By Gustavo Ramirez, Guidance Counselor / Education Consultant
Teaching, whether in public or private schools, without having students’ respect is never successful – not for teacher nor student. Disrespectful students cannot and do not learn; disrespected teachers cannot teach. Yet, respect cannot be taught like a class subject to students, nor can it be forced out of or into them. In today’s advanced and super technical world, the best way to obtain students’ respect is by earning it. It’s the first, and most important, lesson that anyone who wants to be a successful teacher should learn. Many first-time teachers make the mistake of trying to teach while demanding respect from students. Sadly, they end up having very miserable experiences in the classroom. That is because respect cannot be screamed at students, nor can it be pounded into them by teachers who give hysterical and impassioned speeches everyday. Respect may be required or it may be demanded; but it comes easiest when it is earned – one class and one day at a time. Teachers who lead students in class each day, are passionate about what they teach, and show students compassion and integrity will easily earn their respect and trust.

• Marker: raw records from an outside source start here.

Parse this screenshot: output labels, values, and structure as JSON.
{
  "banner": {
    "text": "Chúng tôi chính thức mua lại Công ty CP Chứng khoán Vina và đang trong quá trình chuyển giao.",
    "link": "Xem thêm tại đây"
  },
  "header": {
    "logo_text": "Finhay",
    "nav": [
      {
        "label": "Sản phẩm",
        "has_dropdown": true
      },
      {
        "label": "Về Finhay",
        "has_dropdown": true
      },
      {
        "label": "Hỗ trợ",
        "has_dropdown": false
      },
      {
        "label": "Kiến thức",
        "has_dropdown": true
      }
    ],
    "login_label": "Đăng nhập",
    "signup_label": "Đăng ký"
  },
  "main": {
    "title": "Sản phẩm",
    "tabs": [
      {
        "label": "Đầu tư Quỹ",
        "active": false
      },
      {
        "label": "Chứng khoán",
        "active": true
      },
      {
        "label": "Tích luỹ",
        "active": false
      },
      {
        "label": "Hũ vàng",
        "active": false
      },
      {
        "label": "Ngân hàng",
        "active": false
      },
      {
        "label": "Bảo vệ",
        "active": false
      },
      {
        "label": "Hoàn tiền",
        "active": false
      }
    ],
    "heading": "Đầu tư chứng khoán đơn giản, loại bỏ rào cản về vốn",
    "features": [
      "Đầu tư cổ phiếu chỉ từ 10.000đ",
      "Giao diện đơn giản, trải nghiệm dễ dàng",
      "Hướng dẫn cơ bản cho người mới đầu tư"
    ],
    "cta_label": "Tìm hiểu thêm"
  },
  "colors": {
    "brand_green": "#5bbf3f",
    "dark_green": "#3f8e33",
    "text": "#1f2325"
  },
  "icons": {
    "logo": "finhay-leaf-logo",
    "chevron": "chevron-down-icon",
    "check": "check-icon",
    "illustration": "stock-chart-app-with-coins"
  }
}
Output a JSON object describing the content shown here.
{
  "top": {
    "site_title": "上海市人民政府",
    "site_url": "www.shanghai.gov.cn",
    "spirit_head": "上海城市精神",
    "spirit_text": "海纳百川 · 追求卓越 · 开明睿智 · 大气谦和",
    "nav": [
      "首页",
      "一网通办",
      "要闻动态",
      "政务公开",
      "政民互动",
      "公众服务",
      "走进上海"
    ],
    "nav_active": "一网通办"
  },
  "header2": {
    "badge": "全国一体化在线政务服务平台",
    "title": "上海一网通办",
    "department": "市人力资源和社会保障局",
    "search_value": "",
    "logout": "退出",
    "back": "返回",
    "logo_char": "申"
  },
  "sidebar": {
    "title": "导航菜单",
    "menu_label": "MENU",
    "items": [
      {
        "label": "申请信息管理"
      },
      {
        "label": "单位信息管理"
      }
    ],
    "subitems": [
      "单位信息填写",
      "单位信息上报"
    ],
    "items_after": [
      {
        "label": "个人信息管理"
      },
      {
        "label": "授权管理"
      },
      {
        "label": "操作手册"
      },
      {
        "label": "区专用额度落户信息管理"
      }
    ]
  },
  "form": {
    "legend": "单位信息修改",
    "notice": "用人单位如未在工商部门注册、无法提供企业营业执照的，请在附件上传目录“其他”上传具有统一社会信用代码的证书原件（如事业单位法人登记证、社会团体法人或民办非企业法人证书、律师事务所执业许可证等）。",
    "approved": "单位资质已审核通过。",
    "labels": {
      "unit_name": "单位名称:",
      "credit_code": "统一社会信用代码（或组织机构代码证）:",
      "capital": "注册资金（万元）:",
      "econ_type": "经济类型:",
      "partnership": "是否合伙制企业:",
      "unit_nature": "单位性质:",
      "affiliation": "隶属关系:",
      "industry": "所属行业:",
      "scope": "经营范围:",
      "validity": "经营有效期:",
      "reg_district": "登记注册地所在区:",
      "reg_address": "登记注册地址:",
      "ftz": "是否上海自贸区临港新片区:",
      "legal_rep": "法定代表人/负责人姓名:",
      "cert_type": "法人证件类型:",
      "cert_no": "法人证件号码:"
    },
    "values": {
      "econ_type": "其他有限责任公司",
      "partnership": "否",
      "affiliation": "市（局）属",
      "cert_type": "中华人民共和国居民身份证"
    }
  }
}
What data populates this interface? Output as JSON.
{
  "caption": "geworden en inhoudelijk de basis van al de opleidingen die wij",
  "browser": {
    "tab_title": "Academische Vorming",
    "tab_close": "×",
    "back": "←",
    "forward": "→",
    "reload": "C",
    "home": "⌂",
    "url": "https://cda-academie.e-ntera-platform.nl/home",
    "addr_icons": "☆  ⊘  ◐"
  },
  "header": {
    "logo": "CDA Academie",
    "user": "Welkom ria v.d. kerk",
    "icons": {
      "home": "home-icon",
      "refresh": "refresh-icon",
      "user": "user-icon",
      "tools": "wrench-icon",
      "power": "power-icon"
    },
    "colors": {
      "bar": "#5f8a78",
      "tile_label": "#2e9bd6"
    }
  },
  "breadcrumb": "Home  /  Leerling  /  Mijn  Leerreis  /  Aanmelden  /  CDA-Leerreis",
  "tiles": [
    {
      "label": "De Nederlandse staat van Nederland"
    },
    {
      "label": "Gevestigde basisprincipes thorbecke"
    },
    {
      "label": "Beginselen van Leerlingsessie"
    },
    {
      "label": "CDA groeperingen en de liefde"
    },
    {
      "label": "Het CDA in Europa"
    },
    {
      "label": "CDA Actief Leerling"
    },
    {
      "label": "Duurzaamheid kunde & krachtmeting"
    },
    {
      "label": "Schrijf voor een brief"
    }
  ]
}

Most of us come to respect our parents, not because they punished us into being respectful, but because from a very early age we learned to depend on them and trust them wholeheartedly. Trusting someone, though, does not happen overnight. Parents earn trust by fulfilling their children’s needs each day when they provide them with food, a roof over their heads, and with an abundance of love and comfort. Even instilling discipline into children is another way in which parents fulfill our human need, as social creatures, to have structure and order in life. Teachers fulfill students’ needs everyday when they motivate them to want to keep learning more and more, and when they help them to reach their potential. Curiosity, after all, is a prime characteristic that is intrinsic to all human beings. However, successful teaching and successful ‘curiosity indulging’ is not an easy task. It is not a job for someone who is short of temper, who gives up very easily, and who does not like confronting many challenges.
Teachers who choose to constantly lecture, argue with, and throw sarcastic remarks at students who misbehave in the classroom merely encourage them to view their teachers as peers or equals, not as leaders. On the other hand, teachers who try to keep their cool at all times, no matter what happens in the classroom, are role models who show students how “not” to be wishy-washy or moody. These are the teachers who students consider “predictable” because these teachers do not walk into the classroom everyday constantly stressed out, for one reason or the other. These are the school leaders who students just know they cannot backtalk, challenge, or try to take advantage of – especially if the classroom should become loud or noisy. These are the teachers who make every effort to avoid letting students’ misbehavior get under their skins. (That’s not easy!) These are teachers who know that only by keeping an emotional distance from students’ misbehavior are they able to get past it everyday. These are teachers who deal with misbehavior in the classroom whenever it rears its ugly head, by insisting on the same consequence each time a student slips – with no exceptions for anyone.
How else do we earn students’ respect everyday, whether in a classroom or not? A way that is bound to always yield positive results is by being the leader who never lies, and who is “fair”. That word may have a different meaning for each single student; however, it basically means always doing what we say we will do, and not changing our minds all the time. Consequently, teachers who make every effort to be constant and fair will find it less stressful to enforce behavior standards and rules everyday. We slowly gain the respect of others, especially young people, by showing them over and over again that they can trust us unequivocally. Moreover, when we try to build rapport with our students, in a genuine not artificial way, we will always influence them and be the light they seek as an answer to whatever stress or irritability may be pulling them down. Finally and most importantly, the best way that teachers can earn the respect of students is by being that someone who is always willing to listen to them. Listen and agree are words that have totally different meanings -- but that’s another article.